*Problem statement*. In the entries below, tally the lines that contain the string "JSON", then state that number alone.
□ □ □ □
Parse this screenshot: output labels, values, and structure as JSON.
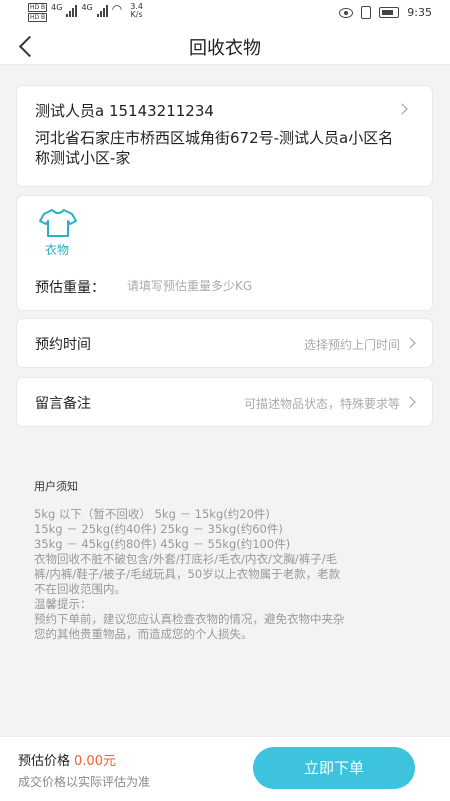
{
  "statusbar": {
    "hd_top": "HD B",
    "hd_bottom": "HD B",
    "net1": "4G",
    "net2": "4G",
    "speed_value": "3.4",
    "speed_unit": "K/s",
    "time": "9:35"
  },
  "header": {
    "title": "回收衣物"
  },
  "address": {
    "name_phone": "测试人员a  15143211234",
    "detail": "河北省石家庄市桥西区城角街672号-测试人员a小区名称测试小区-家"
  },
  "category": {
    "label": "衣物",
    "color": "#2ab0c8",
    "weight_label": "预估重量：",
    "weight_placeholder": "请填写预估重量多少KG",
    "weight_value": ""
  },
  "appointment": {
    "label": "预约时间",
    "hint": "选择预约上门时间"
  },
  "remarks": {
    "label": "留言备注",
    "hint": "可描述物品状态，特殊要求等"
  },
  "notice": {
    "title": "用户须知",
    "lines": [
      "5kg 以下（暂不回收）   5kg － 15kg(约20件)",
      "15kg － 25kg(约40件)    25kg － 35kg(约60件)",
      "35kg － 45kg(约80件)    45kg － 55kg(约100件)",
      "衣物回收不脏不破包含/外套/打底衫/毛衣/内衣/文胸/裤子/毛",
      "裤/内裤/鞋子/被子/毛绒玩具，50岁以上衣物属于老款，老款",
      "不在回收范围内。",
      "温馨提示：",
      "预约下单前，建议您应认真检查衣物的情况，避免衣物中夹杂",
      "您的其他贵重物品，而造成您的个人损失。"
    ]
  },
  "footer": {
    "price_label": "预估价格",
    "price_value": "0.00元",
    "price_note": "成交价格以实际评估为准",
    "submit_label": "立即下单",
    "accent": "#3dc3dd",
    "price_color": "#f0622e"
  }
}
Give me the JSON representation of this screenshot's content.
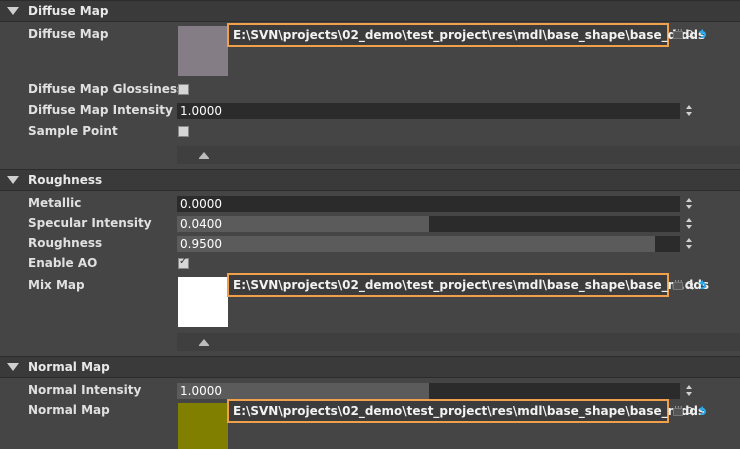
{
  "sections": {
    "diffuse": {
      "title": "Diffuse Map",
      "diffuse_map_label": "Diffuse Map",
      "diffuse_map_path": "E:\\SVN\\projects\\02_demo\\test_project\\res\\mdl\\base_shape\\base_d.dds",
      "diffuse_map_swatch_color": "#857d85",
      "glossiness_label": "Diffuse Map Glossiness",
      "glossiness_checked": false,
      "intensity_label": "Diffuse Map Intensity",
      "intensity_value": "1.0000",
      "intensity_fill": 0.0,
      "sample_point_label": "Sample Point",
      "sample_point_checked": false
    },
    "roughness": {
      "title": "Roughness",
      "metallic_label": "Metallic",
      "metallic_value": "0.0000",
      "metallic_fill": 0.0,
      "specular_label": "Specular Intensity",
      "specular_value": "0.0400",
      "specular_fill": 0.5,
      "roughness_label": "Roughness",
      "roughness_value": "0.9500",
      "roughness_fill": 0.95,
      "enable_ao_label": "Enable AO",
      "enable_ao_checked": true,
      "mix_map_label": "Mix Map",
      "mix_map_path": "E:\\SVN\\projects\\02_demo\\test_project\\res\\mdl\\base_shape\\base_m.dds",
      "mix_map_swatch_color": "#ffffff"
    },
    "normal": {
      "title": "Normal Map",
      "intensity_label": "Normal Intensity",
      "intensity_value": "1.0000",
      "intensity_fill": 0.5,
      "normal_map_label": "Normal Map",
      "normal_map_path": "E:\\SVN\\projects\\02_demo\\test_project\\res\\mdl\\base_shape\\base_n.dds",
      "normal_map_swatch_color": "#807f00"
    }
  },
  "colors": {
    "path_highlight": "#f0a04a",
    "reset_icon": "#2fa8e8"
  },
  "icons": {
    "section_toggle": "triangle-down-icon",
    "browse": "ellipsis-icon",
    "locate": "search-icon",
    "reset": "reset-icon",
    "collapse": "eject-up-icon",
    "spinner": "spinner-arrows-icon"
  }
}
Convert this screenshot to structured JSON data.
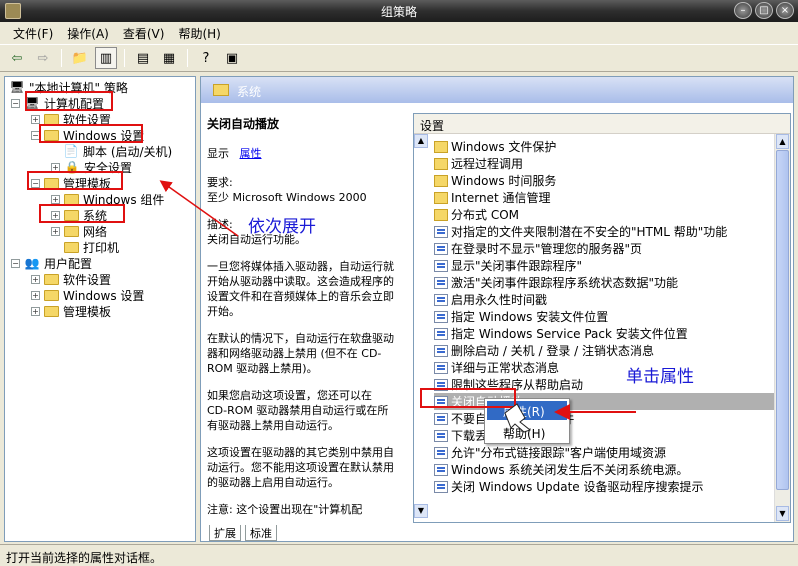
{
  "window": {
    "title": "组策略"
  },
  "menubar": [
    "文件(F)",
    "操作(A)",
    "查看(V)",
    "帮助(H)"
  ],
  "tree": {
    "root": "\"本地计算机\" 策略",
    "items": [
      {
        "label": "计算机配置",
        "level": 1
      },
      {
        "label": "软件设置",
        "level": 2
      },
      {
        "label": "Windows 设置",
        "level": 2
      },
      {
        "label": "脚本 (启动/关机)",
        "level": 3
      },
      {
        "label": "安全设置",
        "level": 3
      },
      {
        "label": "管理模板",
        "level": 2
      },
      {
        "label": "Windows 组件",
        "level": 3
      },
      {
        "label": "系统",
        "level": 3
      },
      {
        "label": "网络",
        "level": 3
      },
      {
        "label": "打印机",
        "level": 3
      },
      {
        "label": "用户配置",
        "level": 1
      },
      {
        "label": "软件设置",
        "level": 2
      },
      {
        "label": "Windows 设置",
        "level": 2
      },
      {
        "label": "管理模板",
        "level": 2
      }
    ]
  },
  "main": {
    "header_title": "系统",
    "description": {
      "title": "关闭自动播放",
      "show_label": "显示",
      "properties_link": "属性",
      "requirement_label": "要求:",
      "requirement_value": "至少 Microsoft Windows 2000",
      "desc_label": "描述:",
      "desc_text": "关闭自动运行功能。",
      "para1": "一旦您将媒体插入驱动器，自动运行就开始从驱动器中读取。这会造成程序的设置文件和在音频媒体上的音乐会立即开始。",
      "para2": "在默认的情况下，自动运行在软盘驱动器和网络驱动器上禁用 (但不在 CD-ROM 驱动器上禁用)。",
      "para3": "如果您启动这项设置，您还可以在 CD-ROM 驱动器禁用自动运行或在所有驱动器上禁用自动运行。",
      "para4": "这项设置在驱动器的其它类别中禁用自动运行。您不能用这项设置在默认禁用的驱动器上启用自动运行。",
      "para5": "注意: 这个设置出现在\"计算机配"
    },
    "list_header": "设置",
    "list": [
      {
        "label": "Windows 文件保护",
        "type": "folder"
      },
      {
        "label": "远程过程调用",
        "type": "folder"
      },
      {
        "label": "Windows 时间服务",
        "type": "folder"
      },
      {
        "label": "Internet 通信管理",
        "type": "folder"
      },
      {
        "label": "分布式 COM",
        "type": "folder"
      },
      {
        "label": "对指定的文件夹限制潜在不安全的\"HTML 帮助\"功能",
        "type": "policy"
      },
      {
        "label": "在登录时不显示\"管理您的服务器\"页",
        "type": "policy"
      },
      {
        "label": "显示\"关闭事件跟踪程序\"",
        "type": "policy"
      },
      {
        "label": "激活\"关闭事件跟踪程序系统状态数据\"功能",
        "type": "policy"
      },
      {
        "label": "启用永久性时间戳",
        "type": "policy"
      },
      {
        "label": "指定 Windows 安装文件位置",
        "type": "policy"
      },
      {
        "label": "指定 Windows Service Pack 安装文件位置",
        "type": "policy"
      },
      {
        "label": "删除启动 / 关机 / 登录 / 注销状态消息",
        "type": "policy"
      },
      {
        "label": "详细与正常状态消息",
        "type": "policy"
      },
      {
        "label": "限制这些程序从帮助启动",
        "type": "policy"
      },
      {
        "label": "关闭自动播放",
        "type": "policy",
        "selected": true
      },
      {
        "label": "不要自动...                    夹中的文件",
        "type": "policy"
      },
      {
        "label": "下载丢失...",
        "type": "policy"
      },
      {
        "label": "允许\"分布式链接跟踪\"客户端使用域资源",
        "type": "policy"
      },
      {
        "label": "Windows 系统关闭发生后不关闭系统电源。",
        "type": "policy"
      },
      {
        "label": "关闭 Windows Update 设备驱动程序搜索提示",
        "type": "policy"
      }
    ],
    "tabs": [
      "扩展",
      "标准"
    ]
  },
  "context_menu": [
    "属性(R)",
    "帮助(H)"
  ],
  "annotations": {
    "expand": "依次展开",
    "click_props": "单击属性"
  },
  "statusbar": "打开当前选择的属性对话框。",
  "colors": {
    "highlight": "#316ac5",
    "annotation_red": "#e01010",
    "annotation_blue": "#1a1ad6"
  }
}
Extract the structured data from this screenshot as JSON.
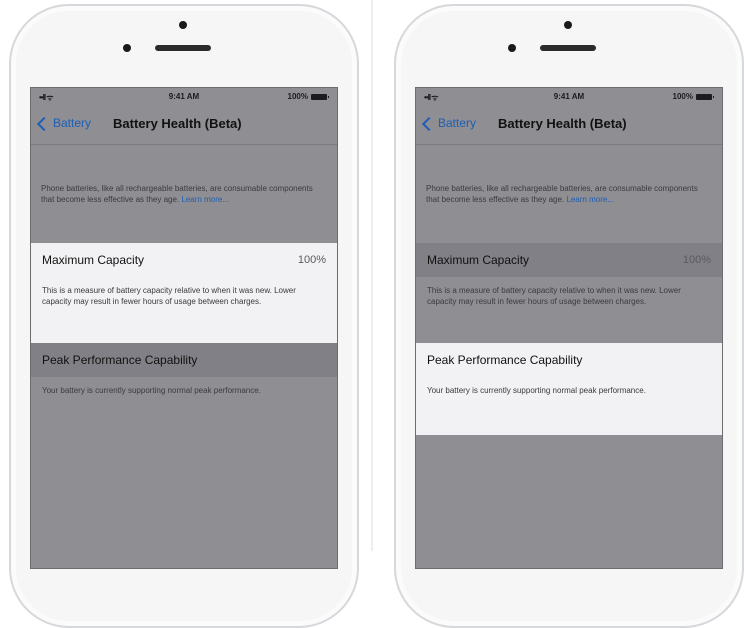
{
  "screens": [
    {
      "status": {
        "signal": "••ll",
        "wifi": "ᯤ",
        "time": "9:41 AM",
        "battery": "100%"
      },
      "nav": {
        "back_label": "Battery",
        "title": "Battery Health (Beta)"
      },
      "intro": {
        "text": "Phone batteries, like all rechargeable batteries, are consumable components that become less effective as they age.",
        "link": "Learn more..."
      },
      "max_capacity": {
        "label": "Maximum Capacity",
        "value": "100%",
        "description": "This is a measure of battery capacity relative to when it was new. Lower capacity may result in fewer hours of usage between charges."
      },
      "peak": {
        "label": "Peak Performance Capability",
        "description": "Your battery is currently supporting normal peak performance."
      },
      "highlighted_section": "max_capacity"
    },
    {
      "status": {
        "signal": "••ll",
        "wifi": "ᯤ",
        "time": "9:41 AM",
        "battery": "100%"
      },
      "nav": {
        "back_label": "Battery",
        "title": "Battery Health (Beta)"
      },
      "intro": {
        "text": "Phone batteries, like all rechargeable batteries, are consumable components that become less effective as they age.",
        "link": "Learn more..."
      },
      "max_capacity": {
        "label": "Maximum Capacity",
        "value": "100%",
        "description": "This is a measure of battery capacity relative to when it was new. Lower capacity may result in fewer hours of usage between charges."
      },
      "peak": {
        "label": "Peak Performance Capability",
        "description": "Your battery is currently supporting normal peak performance."
      },
      "highlighted_section": "peak"
    }
  ],
  "colors": {
    "link": "#1e5fb6",
    "screen_dim": "#8e8e93",
    "highlight": "#f2f2f4",
    "phone_body": "#f6f6f7"
  },
  "icons": {
    "back": "chevron-left-icon",
    "battery": "battery-full-icon",
    "signal": "cellular-signal-icon",
    "wifi": "wifi-icon"
  }
}
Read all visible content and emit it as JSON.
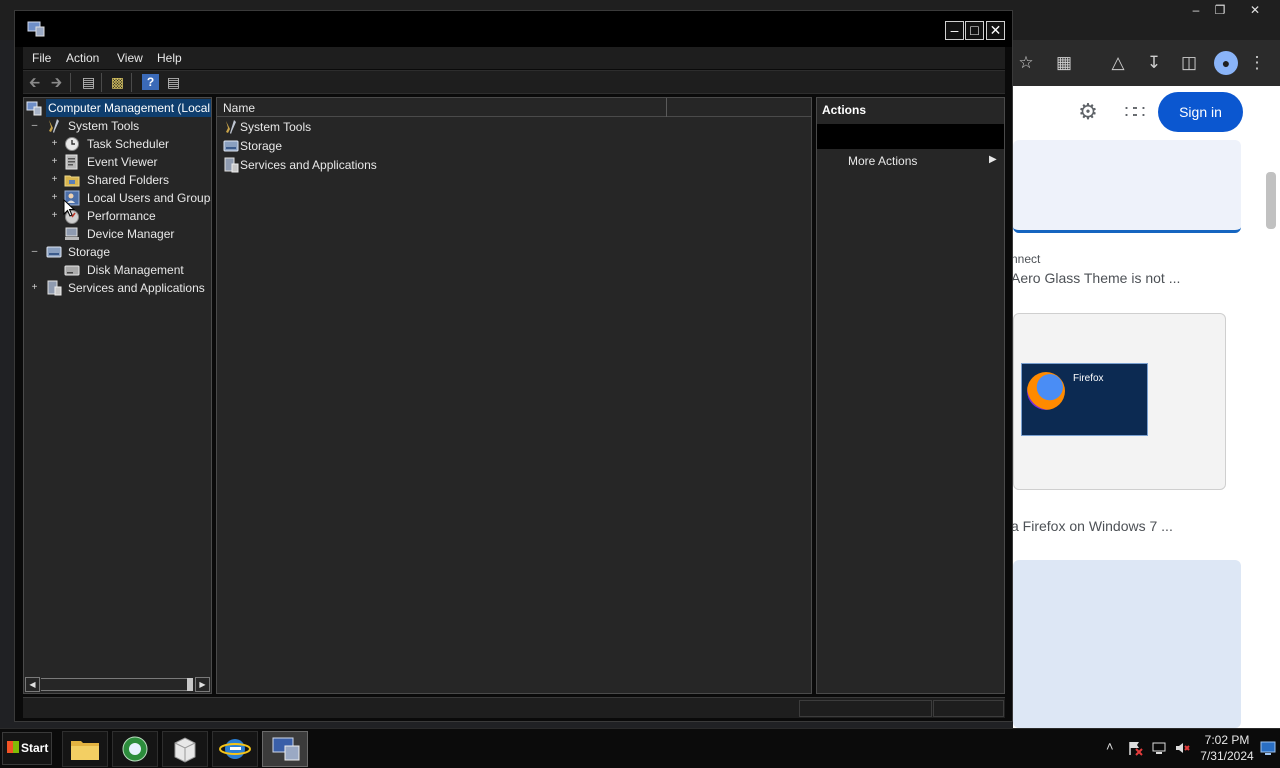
{
  "browser": {
    "sign_in_label": "Sign in",
    "result_1_source": "nnect",
    "result_1_title": "Aero Glass Theme is not ...",
    "result_2_title": "a Firefox on Windows 7 ...",
    "thumb_2_caption": "Firefox"
  },
  "window": {
    "menu": [
      "File",
      "Action",
      "View",
      "Help"
    ]
  },
  "tree": {
    "root": "Computer Management (Local",
    "system_tools": "System Tools",
    "task_scheduler": "Task Scheduler",
    "event_viewer": "Event Viewer",
    "shared_folders": "Shared Folders",
    "local_users": "Local Users and Groups",
    "performance": "Performance",
    "device_manager": "Device Manager",
    "storage": "Storage",
    "disk_management": "Disk Management",
    "services": "Services and Applications"
  },
  "list": {
    "column_name": "Name",
    "rows": [
      "System Tools",
      "Storage",
      "Services and Applications"
    ]
  },
  "actions": {
    "header": "Actions",
    "more_actions": "More Actions"
  },
  "taskbar": {
    "start_label": "Start",
    "time": "7:02 PM",
    "date": "7/31/2024"
  },
  "colors": {
    "selection": "#0f3e6e",
    "accent_blue": "#0b57d0"
  }
}
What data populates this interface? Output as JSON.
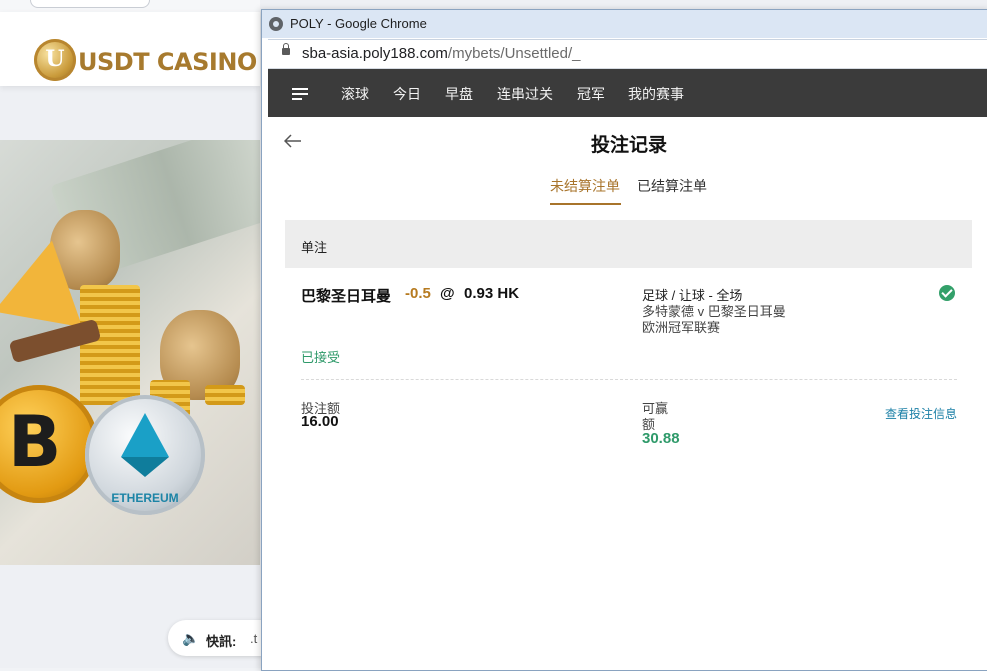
{
  "background_site": {
    "logo_letter": "U",
    "logo_text": "USDT CASINO",
    "hero": {
      "ethereum_label": "ETHEREUM"
    },
    "ticker": {
      "speaker_icon": "speaker-icon",
      "label": "快訊:",
      "text": ".t"
    }
  },
  "browser": {
    "title": "POLY - Google Chrome",
    "url_host": "sba-asia.poly188.com",
    "url_path": "/mybets/Unsettled/_"
  },
  "nav": {
    "items": [
      "滚球",
      "今日",
      "早盘",
      "连串过关",
      "冠军",
      "我的赛事"
    ]
  },
  "page": {
    "title": "投注记录",
    "tabs": [
      {
        "label": "未结算注单",
        "active": true
      },
      {
        "label": "已结算注单",
        "active": false
      }
    ],
    "section_title": "单注"
  },
  "bet": {
    "selection": "巴黎圣日耳曼",
    "handicap": "-0.5",
    "at": "@",
    "odds": "0.93 HK",
    "market": "足球 / 让球 - 全场",
    "match": "多特蒙德 v 巴黎圣日耳曼",
    "league": "欧洲冠军联赛",
    "status": "已接受",
    "stake_label": "投注额",
    "stake_value": "16.00",
    "win_label_line1": "可赢",
    "win_label_line2": "额",
    "win_value": "30.88",
    "details_link": "查看投注信息"
  },
  "colors": {
    "accent_gold": "#a8742b",
    "handicap": "#b67a1f",
    "success_green": "#2f9a6a",
    "link_blue": "#1a7fa6",
    "navbar": "#3b3b3b"
  }
}
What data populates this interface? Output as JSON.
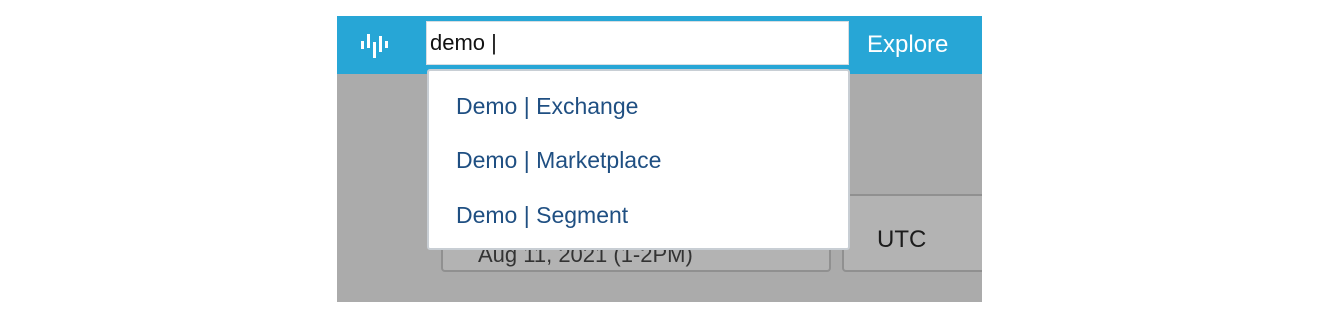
{
  "header": {
    "logo_icon": "waveform-logo-icon",
    "search": {
      "value": "demo |",
      "placeholder": ""
    },
    "explore_label": "Explore"
  },
  "autocomplete": {
    "options": [
      {
        "label": "Demo | Exchange"
      },
      {
        "label": "Demo | Marketplace"
      },
      {
        "label": "Demo | Segment"
      }
    ]
  },
  "background": {
    "date_range_label": "Aug 11, 2021 (1-2PM)",
    "timezone_label": "UTC"
  },
  "colors": {
    "header_bg": "#27a6d6",
    "overlay_bg": "#ababab",
    "option_text": "#1f4f82"
  }
}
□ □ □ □
*Response area*. 7